-- Record extracts follows --

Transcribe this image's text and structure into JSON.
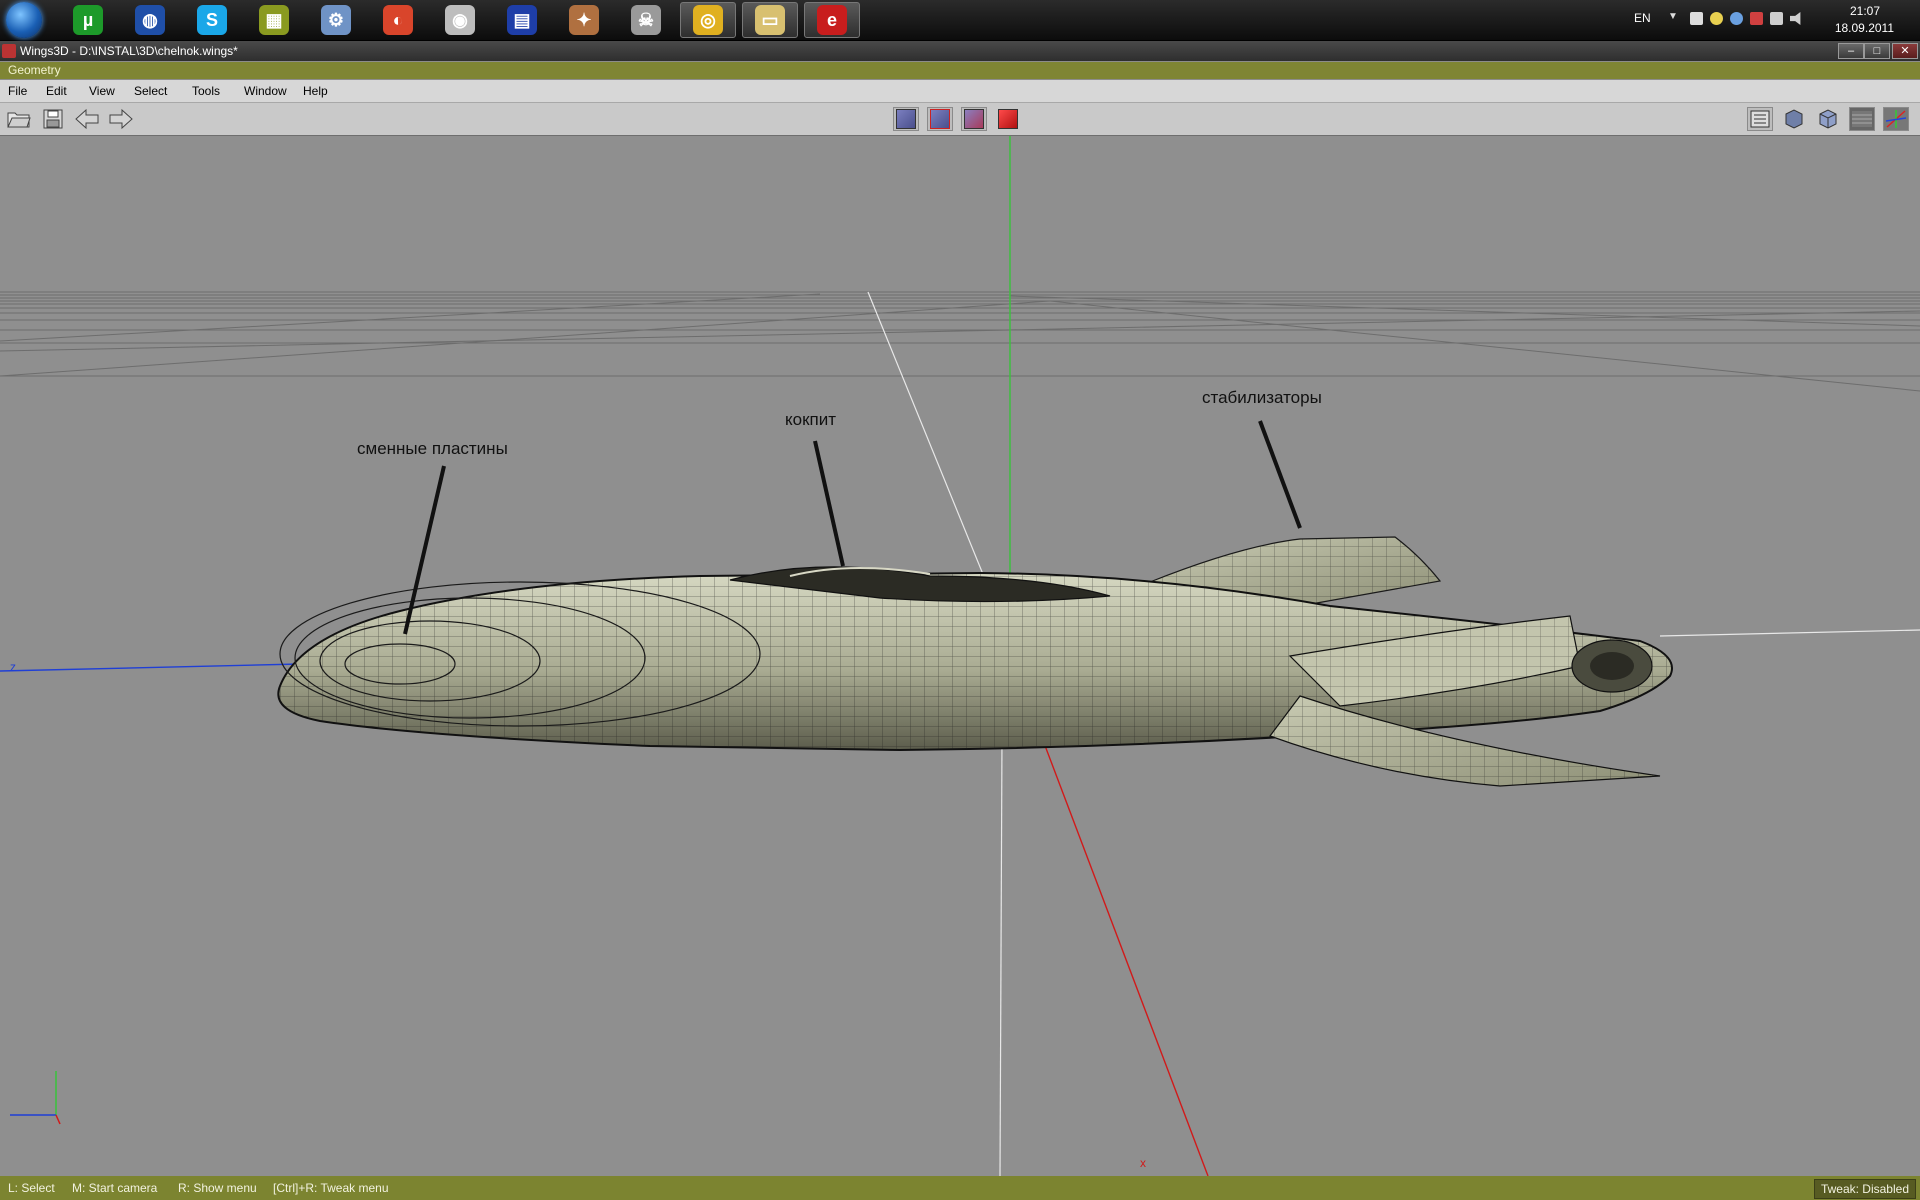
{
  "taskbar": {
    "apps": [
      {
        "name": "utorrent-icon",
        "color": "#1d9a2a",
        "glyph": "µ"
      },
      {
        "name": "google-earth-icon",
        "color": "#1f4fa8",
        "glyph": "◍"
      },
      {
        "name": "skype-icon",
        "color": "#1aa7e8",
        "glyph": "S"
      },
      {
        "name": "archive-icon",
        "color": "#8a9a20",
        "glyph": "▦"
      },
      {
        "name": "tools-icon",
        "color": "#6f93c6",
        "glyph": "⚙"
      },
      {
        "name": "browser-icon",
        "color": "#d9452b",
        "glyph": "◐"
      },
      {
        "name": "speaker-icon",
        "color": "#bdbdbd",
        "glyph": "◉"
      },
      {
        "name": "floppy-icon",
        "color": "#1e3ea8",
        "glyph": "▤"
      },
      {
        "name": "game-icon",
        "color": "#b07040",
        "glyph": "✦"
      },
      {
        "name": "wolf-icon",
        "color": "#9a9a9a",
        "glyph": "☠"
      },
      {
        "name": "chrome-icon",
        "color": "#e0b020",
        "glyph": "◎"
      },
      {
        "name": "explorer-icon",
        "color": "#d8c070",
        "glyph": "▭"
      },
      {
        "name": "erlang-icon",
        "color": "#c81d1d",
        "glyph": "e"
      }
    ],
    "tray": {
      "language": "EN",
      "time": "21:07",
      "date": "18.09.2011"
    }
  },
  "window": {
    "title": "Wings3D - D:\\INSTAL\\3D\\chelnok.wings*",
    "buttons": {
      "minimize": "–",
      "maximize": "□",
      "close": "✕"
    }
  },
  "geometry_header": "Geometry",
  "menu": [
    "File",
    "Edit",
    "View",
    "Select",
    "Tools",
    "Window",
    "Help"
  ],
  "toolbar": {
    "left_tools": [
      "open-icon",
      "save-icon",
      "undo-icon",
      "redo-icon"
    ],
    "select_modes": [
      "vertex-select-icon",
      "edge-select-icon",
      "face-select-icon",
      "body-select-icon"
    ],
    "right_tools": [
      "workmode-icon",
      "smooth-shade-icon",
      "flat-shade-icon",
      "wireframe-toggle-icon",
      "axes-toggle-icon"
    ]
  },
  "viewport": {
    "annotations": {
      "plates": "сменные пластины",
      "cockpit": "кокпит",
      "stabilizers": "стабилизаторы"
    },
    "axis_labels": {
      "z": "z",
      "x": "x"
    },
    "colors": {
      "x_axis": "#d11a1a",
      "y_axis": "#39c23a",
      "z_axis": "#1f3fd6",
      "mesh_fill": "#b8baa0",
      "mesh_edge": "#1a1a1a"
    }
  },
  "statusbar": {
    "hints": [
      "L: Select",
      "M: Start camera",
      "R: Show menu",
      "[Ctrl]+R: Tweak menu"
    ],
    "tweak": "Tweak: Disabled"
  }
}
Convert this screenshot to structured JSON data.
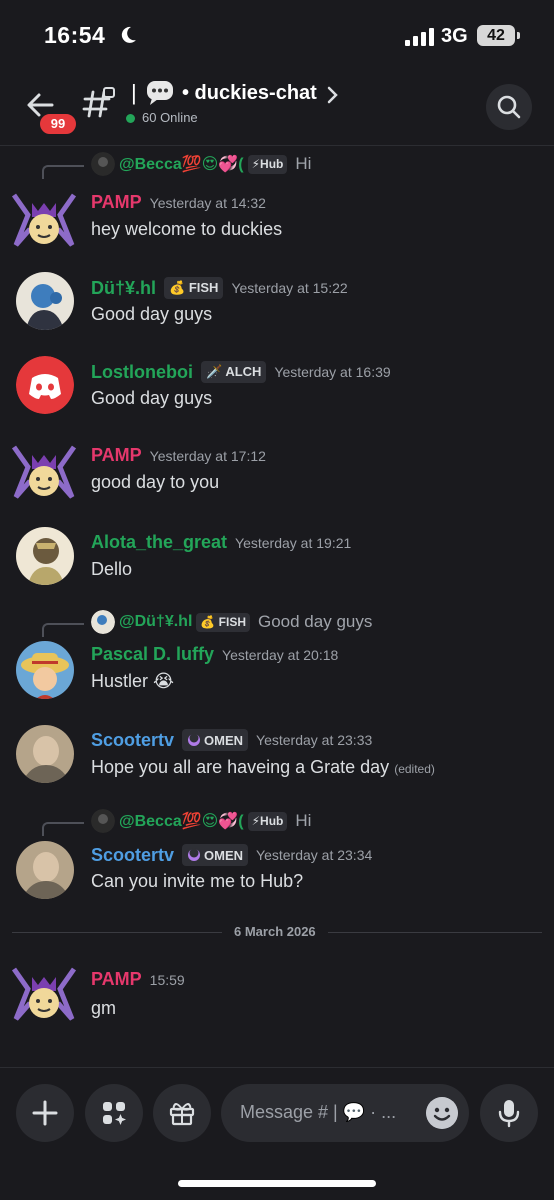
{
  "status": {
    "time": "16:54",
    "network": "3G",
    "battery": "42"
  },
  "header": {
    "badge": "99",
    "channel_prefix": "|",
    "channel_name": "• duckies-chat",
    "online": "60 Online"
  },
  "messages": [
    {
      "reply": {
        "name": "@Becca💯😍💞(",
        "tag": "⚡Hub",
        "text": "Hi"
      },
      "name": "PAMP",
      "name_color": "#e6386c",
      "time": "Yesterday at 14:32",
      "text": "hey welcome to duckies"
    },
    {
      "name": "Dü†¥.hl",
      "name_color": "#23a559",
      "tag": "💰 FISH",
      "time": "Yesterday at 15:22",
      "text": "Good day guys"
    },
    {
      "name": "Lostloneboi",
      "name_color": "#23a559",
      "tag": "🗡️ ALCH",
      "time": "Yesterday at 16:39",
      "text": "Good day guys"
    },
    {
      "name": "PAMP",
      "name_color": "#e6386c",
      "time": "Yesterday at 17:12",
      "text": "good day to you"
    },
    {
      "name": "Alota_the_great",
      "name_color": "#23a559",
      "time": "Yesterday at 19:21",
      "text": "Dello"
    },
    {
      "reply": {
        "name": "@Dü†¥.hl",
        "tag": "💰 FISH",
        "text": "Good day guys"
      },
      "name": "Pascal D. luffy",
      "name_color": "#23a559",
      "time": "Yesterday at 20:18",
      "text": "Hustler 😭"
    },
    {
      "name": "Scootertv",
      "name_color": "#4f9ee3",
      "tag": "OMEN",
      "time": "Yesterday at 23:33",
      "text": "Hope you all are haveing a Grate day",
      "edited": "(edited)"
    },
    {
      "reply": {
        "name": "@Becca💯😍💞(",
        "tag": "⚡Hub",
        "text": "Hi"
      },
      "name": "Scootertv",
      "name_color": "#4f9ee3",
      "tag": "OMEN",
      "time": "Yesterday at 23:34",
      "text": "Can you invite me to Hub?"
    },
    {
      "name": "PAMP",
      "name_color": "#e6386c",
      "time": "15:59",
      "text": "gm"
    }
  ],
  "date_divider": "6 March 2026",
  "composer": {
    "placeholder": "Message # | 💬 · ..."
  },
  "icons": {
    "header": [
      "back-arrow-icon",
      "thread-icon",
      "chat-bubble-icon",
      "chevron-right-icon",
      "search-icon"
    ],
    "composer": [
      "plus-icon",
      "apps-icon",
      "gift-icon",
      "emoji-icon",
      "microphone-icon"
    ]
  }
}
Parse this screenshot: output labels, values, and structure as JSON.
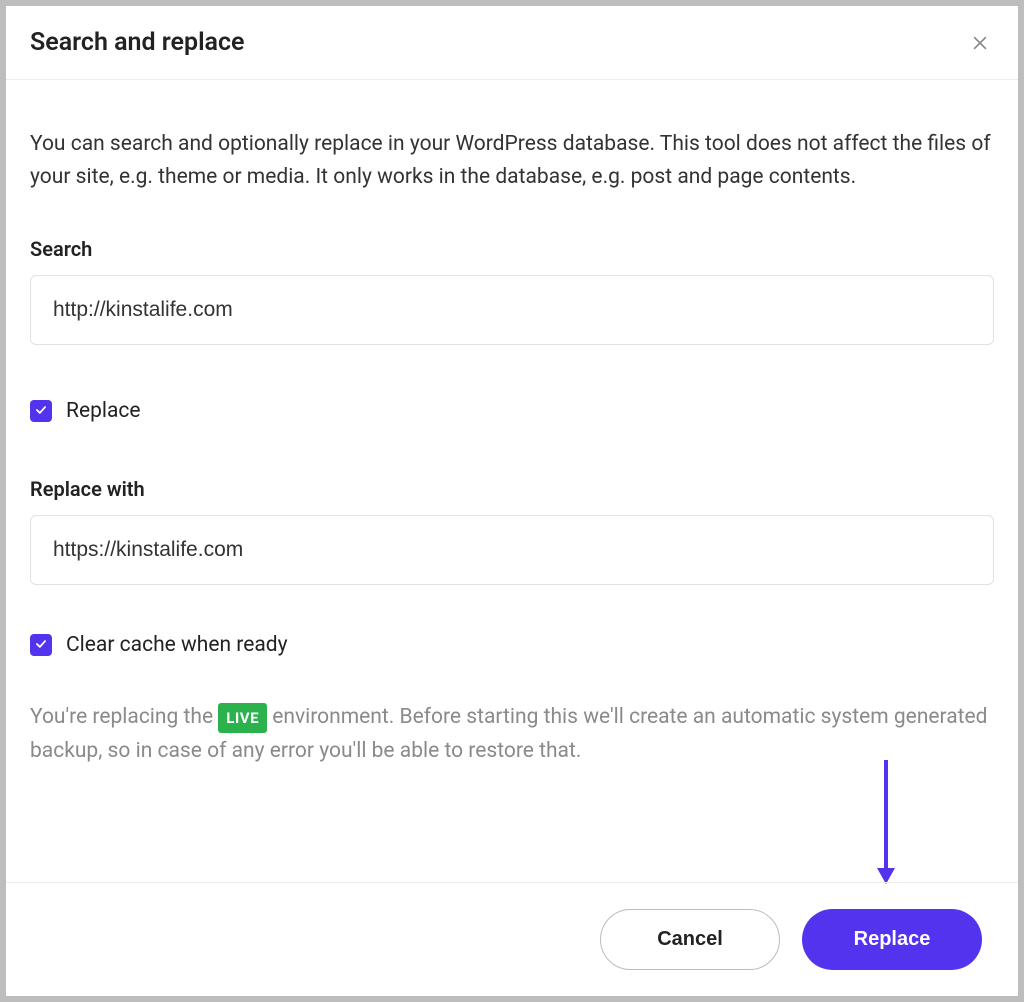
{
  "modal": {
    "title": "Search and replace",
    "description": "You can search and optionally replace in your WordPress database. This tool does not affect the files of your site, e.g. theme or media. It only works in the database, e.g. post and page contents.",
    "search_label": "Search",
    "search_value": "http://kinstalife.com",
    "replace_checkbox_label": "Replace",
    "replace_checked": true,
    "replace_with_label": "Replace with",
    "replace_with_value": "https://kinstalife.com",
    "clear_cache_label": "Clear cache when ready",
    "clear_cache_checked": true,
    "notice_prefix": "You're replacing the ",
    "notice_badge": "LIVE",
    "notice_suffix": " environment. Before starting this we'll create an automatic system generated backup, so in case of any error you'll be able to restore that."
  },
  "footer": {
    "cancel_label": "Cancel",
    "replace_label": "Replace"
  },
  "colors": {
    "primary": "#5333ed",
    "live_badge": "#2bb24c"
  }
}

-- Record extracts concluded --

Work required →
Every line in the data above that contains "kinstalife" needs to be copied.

Worked solution →
    "search_value": "http://kinstalife.com",
    "replace_with_value": "https://kinstalife.com",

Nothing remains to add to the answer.